> **Directions**:
Lines with the word "icon" in them are the ones to copy from the records.

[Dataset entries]
---*---

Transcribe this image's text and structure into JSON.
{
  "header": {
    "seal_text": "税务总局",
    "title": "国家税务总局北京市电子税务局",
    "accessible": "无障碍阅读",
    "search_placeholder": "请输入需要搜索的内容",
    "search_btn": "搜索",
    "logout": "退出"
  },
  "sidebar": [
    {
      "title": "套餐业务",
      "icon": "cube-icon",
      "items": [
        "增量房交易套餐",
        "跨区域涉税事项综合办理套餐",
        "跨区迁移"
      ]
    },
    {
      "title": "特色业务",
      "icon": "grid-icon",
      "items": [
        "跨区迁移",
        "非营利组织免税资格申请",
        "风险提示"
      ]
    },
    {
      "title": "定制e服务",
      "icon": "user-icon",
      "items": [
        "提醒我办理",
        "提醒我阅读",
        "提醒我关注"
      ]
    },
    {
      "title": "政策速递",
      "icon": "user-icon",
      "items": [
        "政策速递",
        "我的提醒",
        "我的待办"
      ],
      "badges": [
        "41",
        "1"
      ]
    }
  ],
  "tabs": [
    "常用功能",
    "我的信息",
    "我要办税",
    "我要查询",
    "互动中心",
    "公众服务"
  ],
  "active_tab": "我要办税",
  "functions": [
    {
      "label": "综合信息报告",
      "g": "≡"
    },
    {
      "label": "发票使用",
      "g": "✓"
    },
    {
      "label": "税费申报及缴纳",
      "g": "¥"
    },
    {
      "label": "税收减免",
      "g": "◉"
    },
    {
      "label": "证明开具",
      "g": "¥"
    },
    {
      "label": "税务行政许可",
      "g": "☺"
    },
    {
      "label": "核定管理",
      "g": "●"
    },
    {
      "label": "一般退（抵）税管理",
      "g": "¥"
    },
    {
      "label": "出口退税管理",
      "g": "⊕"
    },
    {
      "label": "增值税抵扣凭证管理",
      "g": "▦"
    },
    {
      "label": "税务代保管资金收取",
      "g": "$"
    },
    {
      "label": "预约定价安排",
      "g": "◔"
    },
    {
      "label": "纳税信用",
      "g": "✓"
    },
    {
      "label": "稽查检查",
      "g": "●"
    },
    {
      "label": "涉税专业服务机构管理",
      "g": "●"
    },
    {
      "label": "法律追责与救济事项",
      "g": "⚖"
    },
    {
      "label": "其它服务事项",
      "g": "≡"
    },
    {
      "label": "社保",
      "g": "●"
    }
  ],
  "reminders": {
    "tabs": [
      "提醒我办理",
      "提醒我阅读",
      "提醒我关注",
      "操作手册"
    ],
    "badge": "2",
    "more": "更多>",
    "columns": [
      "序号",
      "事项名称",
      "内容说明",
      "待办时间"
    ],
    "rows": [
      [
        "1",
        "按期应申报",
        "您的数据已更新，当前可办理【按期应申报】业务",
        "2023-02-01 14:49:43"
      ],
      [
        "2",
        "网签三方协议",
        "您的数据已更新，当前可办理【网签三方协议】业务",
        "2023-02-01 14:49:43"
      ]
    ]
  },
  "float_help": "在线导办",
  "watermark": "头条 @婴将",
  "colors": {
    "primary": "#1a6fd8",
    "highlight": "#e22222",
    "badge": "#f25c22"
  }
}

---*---

> **Reply to the exercise**:
      "icon": "cube-icon",
      "icon": "grid-icon",
      "icon": "user-icon",
      "icon": "user-icon",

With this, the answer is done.